- Material supplied:

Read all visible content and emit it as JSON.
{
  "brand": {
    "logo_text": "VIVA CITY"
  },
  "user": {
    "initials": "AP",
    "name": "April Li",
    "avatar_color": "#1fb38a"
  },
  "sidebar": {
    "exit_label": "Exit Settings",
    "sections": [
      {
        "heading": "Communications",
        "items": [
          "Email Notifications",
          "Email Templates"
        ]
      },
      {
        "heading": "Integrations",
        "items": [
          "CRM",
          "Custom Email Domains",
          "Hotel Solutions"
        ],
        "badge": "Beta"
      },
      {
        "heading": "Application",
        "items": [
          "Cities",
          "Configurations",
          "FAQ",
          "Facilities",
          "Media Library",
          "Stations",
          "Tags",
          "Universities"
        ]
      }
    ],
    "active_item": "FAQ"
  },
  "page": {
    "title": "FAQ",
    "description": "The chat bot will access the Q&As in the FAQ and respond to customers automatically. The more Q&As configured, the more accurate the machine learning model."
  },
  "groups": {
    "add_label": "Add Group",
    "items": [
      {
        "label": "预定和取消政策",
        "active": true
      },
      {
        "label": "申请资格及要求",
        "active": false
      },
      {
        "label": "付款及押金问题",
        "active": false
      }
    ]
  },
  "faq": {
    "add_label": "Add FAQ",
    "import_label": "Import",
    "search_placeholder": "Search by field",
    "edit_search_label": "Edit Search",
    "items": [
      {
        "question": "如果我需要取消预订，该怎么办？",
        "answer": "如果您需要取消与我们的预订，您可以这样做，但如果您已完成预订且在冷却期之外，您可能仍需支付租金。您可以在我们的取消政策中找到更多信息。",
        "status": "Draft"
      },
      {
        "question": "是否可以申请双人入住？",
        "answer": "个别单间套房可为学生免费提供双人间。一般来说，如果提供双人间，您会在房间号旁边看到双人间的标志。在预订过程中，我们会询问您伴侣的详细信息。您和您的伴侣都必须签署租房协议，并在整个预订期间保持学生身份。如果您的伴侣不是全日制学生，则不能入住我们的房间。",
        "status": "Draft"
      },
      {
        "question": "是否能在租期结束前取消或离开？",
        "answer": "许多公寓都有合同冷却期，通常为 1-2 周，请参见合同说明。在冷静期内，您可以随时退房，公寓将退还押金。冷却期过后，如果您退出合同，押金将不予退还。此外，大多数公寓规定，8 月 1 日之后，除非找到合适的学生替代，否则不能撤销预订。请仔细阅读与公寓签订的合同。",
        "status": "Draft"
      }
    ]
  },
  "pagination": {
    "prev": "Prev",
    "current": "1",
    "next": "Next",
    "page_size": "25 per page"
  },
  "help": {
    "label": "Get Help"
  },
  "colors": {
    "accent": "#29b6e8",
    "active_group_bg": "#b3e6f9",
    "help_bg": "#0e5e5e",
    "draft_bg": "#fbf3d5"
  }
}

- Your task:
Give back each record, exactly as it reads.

- Problem solution:
Read all visible content and emit it as JSON.
{
  "brand": {
    "logo_text": "VIVA CITY"
  },
  "user": {
    "initials": "AP",
    "name": "April Li",
    "avatar_color": "#1fb38a"
  },
  "sidebar": {
    "exit_label": "Exit Settings",
    "sections": [
      {
        "heading": "Communications",
        "items": [
          "Email Notifications",
          "Email Templates"
        ]
      },
      {
        "heading": "Integrations",
        "items": [
          "CRM",
          "Custom Email Domains",
          "Hotel Solutions"
        ],
        "badge": "Beta"
      },
      {
        "heading": "Application",
        "items": [
          "Cities",
          "Configurations",
          "FAQ",
          "Facilities",
          "Media Library",
          "Stations",
          "Tags",
          "Universities"
        ]
      }
    ],
    "active_item": "FAQ"
  },
  "page": {
    "title": "FAQ",
    "description": "The chat bot will access the Q&As in the FAQ and respond to customers automatically. The more Q&As configured, the more accurate the machine learning model."
  },
  "groups": {
    "add_label": "Add Group",
    "items": [
      {
        "label": "预定和取消政策",
        "active": true
      },
      {
        "label": "申请资格及要求",
        "active": false
      },
      {
        "label": "付款及押金问题",
        "active": false
      }
    ]
  },
  "faq": {
    "add_label": "Add FAQ",
    "import_label": "Import",
    "search_placeholder": "Search by field",
    "edit_search_label": "Edit Search",
    "items": [
      {
        "question": "如果我需要取消预订，该怎么办？",
        "answer": "如果您需要取消与我们的预订，您可以这样做，但如果您已完成预订且在冷却期之外，您可能仍需支付租金。您可以在我们的取消政策中找到更多信息。",
        "status": "Draft"
      },
      {
        "question": "是否可以申请双人入住？",
        "answer": "个别单间套房可为学生免费提供双人间。一般来说，如果提供双人间，您会在房间号旁边看到双人间的标志。在预订过程中，我们会询问您伴侣的详细信息。您和您的伴侣都必须签署租房协议，并在整个预订期间保持学生身份。如果您的伴侣不是全日制学生，则不能入住我们的房间。",
        "status": "Draft"
      },
      {
        "question": "是否能在租期结束前取消或离开？",
        "answer": "许多公寓都有合同冷却期，通常为 1-2 周，请参见合同说明。在冷静期内，您可以随时退房，公寓将退还押金。冷却期过后，如果您退出合同，押金将不予退还。此外，大多数公寓规定，8 月 1 日之后，除非找到合适的学生替代，否则不能撤销预订。请仔细阅读与公寓签订的合同。",
        "status": "Draft"
      }
    ]
  },
  "pagination": {
    "prev": "Prev",
    "current": "1",
    "next": "Next",
    "page_size": "25 per page"
  },
  "help": {
    "label": "Get Help"
  },
  "colors": {
    "accent": "#29b6e8",
    "active_group_bg": "#b3e6f9",
    "help_bg": "#0e5e5e",
    "draft_bg": "#fbf3d5"
  }
}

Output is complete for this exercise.